Having read Elizabeth Peavey’s wonderful review of 76 Pleasant Street in Down East magazine’s December 2012 edition, and drooled over the photos by Douglas Merriam, I was determined to order the Charcoal Duck Breast. If they posted Merriam’s photo of this dish next to that item on the menu, this is all they’d sell!

It was to die for, the gorgeous photo did not do the dish justice. Asked to order my last meal, this might be it! The perfectly cooked duck — topped with dried fruit, coriander, white pepper and cinnamon, and accompanied by a Madeira demi sauce, was — well, I can’t find the right superlatives for this one. I had no idea what gratinee was, but when it arrived on my plate, I got familiar with it real fast!

Gratinee turns out to be vegetables topped with cheese, although that simple description is totally inadequate to describe the texture and taste of this. I was very grateful for the gratinee.

I also tried Ben’s Porchini Dusted Black Cod, presented rare with a very flavorful sauce, and Linda’s superb steak. While the menu is limited — eight starters and eight entrées, plus one special in each category — it appears that every single item is superb.

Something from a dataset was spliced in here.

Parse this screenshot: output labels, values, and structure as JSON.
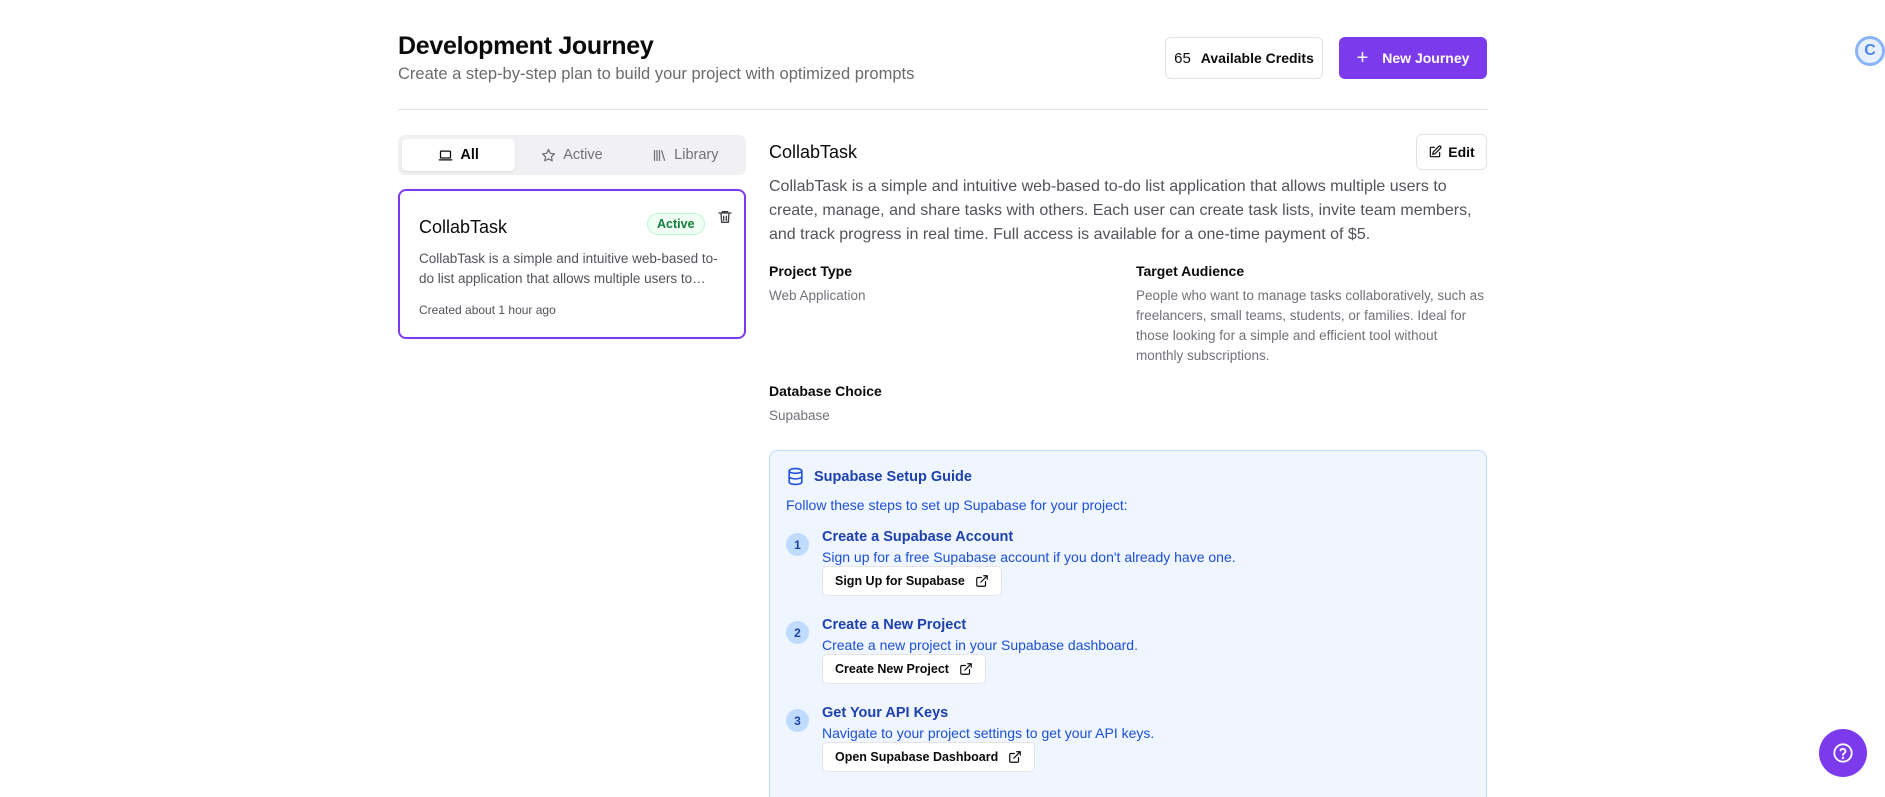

Lin and I shared a perfectly prepared Crème Brule for dessert, delivered in a heart-shaped dish. This seemed like the proper end to our dinner, because this restaurant really stole our hearts.

Margo said it best, “This has got to be on everyone’s bucket list.”

Ben added, “Who would have believed it — in Norway, Maine.”

Well, believe it. And visit 76 Pleasant Street soon.

Visit George’s website: www.georgesmithmaine.com for travel tips, book reviews, outdoor news and more.